[Opening Exercise materials section]
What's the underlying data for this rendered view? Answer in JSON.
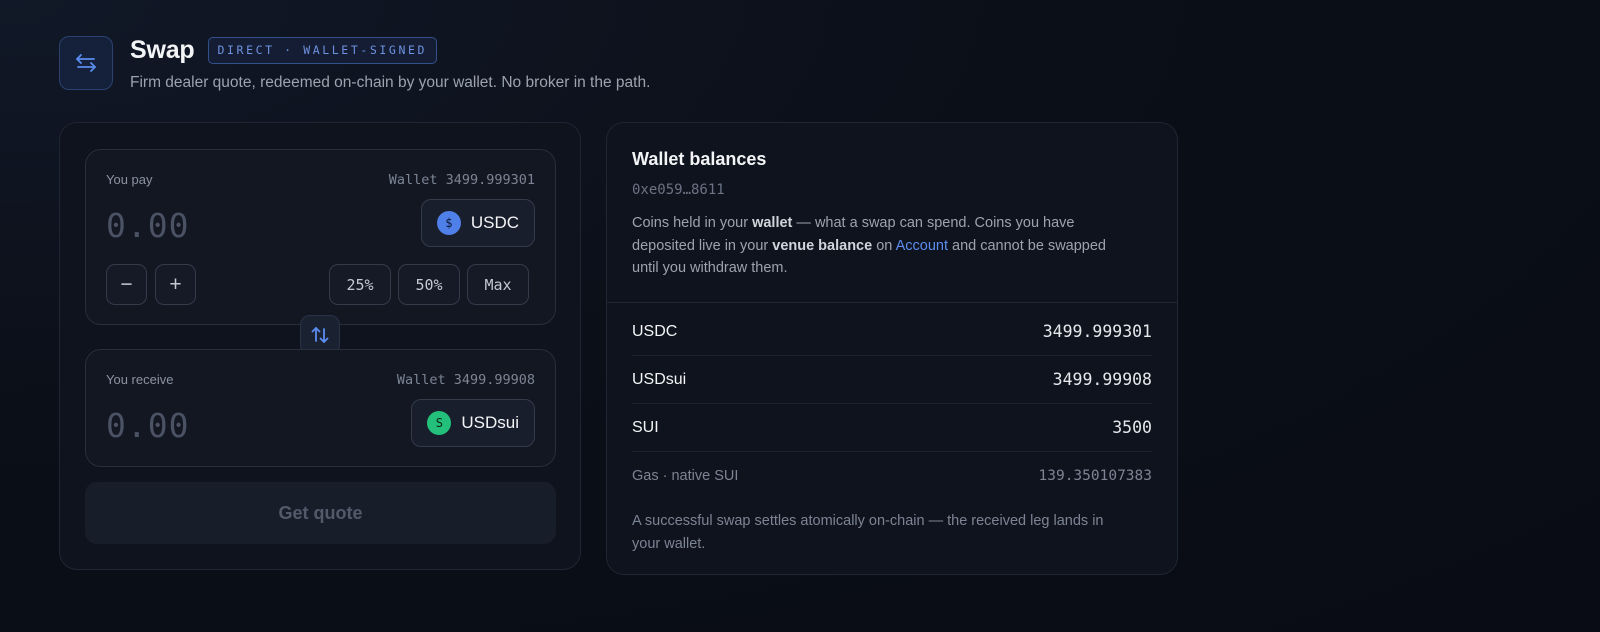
{
  "header": {
    "title": "Swap",
    "badge": "DIRECT · WALLET-SIGNED",
    "subtitle": "Firm dealer quote, redeemed on-chain by your wallet. No broker in the path.",
    "icon": "swap-arrows-icon"
  },
  "pay": {
    "label": "You pay",
    "wallet": "Wallet 3499.999301",
    "amount_placeholder": "0.00",
    "token": "USDC",
    "token_glyph": "$",
    "decrement": "−",
    "increment": "+",
    "pct_25": "25%",
    "pct_50": "50%",
    "pct_max": "Max"
  },
  "receive": {
    "label": "You receive",
    "wallet": "Wallet 3499.99908",
    "amount_placeholder": "0.00",
    "token": "USDsui",
    "token_glyph": "S"
  },
  "quote_button": "Get quote",
  "balances": {
    "title": "Wallet balances",
    "address": "0xe059…8611",
    "desc": {
      "p1": "Coins held in your ",
      "b1": "wallet",
      "p2": " — what a swap can spend. Coins you have deposited live in your ",
      "b2": "venue balance",
      "p3": " on ",
      "link": "Account",
      "p4": " and cannot be swapped until you withdraw them."
    },
    "rows": [
      {
        "token": "USDC",
        "amount": "3499.999301"
      },
      {
        "token": "USDsui",
        "amount": "3499.99908"
      },
      {
        "token": "SUI",
        "amount": "3500"
      }
    ],
    "gas": {
      "label": "Gas · native SUI",
      "amount": "139.350107383"
    },
    "footer": "A successful swap settles atomically on-chain — the received leg lands in your wallet."
  },
  "colors": {
    "accent": "#5b8def",
    "usdc": "#4f7fe8",
    "usdsui": "#22c07a",
    "background": "#0b0f18"
  }
}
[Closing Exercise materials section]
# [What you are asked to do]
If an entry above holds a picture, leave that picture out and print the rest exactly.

# [Answer space]
What's the underlying data for this rendered view? Answer in JSON.
{
  "header": {
    "title": "Swap",
    "badge": "DIRECT · WALLET-SIGNED",
    "subtitle": "Firm dealer quote, redeemed on-chain by your wallet. No broker in the path.",
    "icon": "swap-arrows-icon"
  },
  "pay": {
    "label": "You pay",
    "wallet": "Wallet 3499.999301",
    "amount_placeholder": "0.00",
    "token": "USDC",
    "token_glyph": "$",
    "decrement": "−",
    "increment": "+",
    "pct_25": "25%",
    "pct_50": "50%",
    "pct_max": "Max"
  },
  "receive": {
    "label": "You receive",
    "wallet": "Wallet 3499.99908",
    "amount_placeholder": "0.00",
    "token": "USDsui",
    "token_glyph": "S"
  },
  "quote_button": "Get quote",
  "balances": {
    "title": "Wallet balances",
    "address": "0xe059…8611",
    "desc": {
      "p1": "Coins held in your ",
      "b1": "wallet",
      "p2": " — what a swap can spend. Coins you have deposited live in your ",
      "b2": "venue balance",
      "p3": " on ",
      "link": "Account",
      "p4": " and cannot be swapped until you withdraw them."
    },
    "rows": [
      {
        "token": "USDC",
        "amount": "3499.999301"
      },
      {
        "token": "USDsui",
        "amount": "3499.99908"
      },
      {
        "token": "SUI",
        "amount": "3500"
      }
    ],
    "gas": {
      "label": "Gas · native SUI",
      "amount": "139.350107383"
    },
    "footer": "A successful swap settles atomically on-chain — the received leg lands in your wallet."
  },
  "colors": {
    "accent": "#5b8def",
    "usdc": "#4f7fe8",
    "usdsui": "#22c07a",
    "background": "#0b0f18"
  }
}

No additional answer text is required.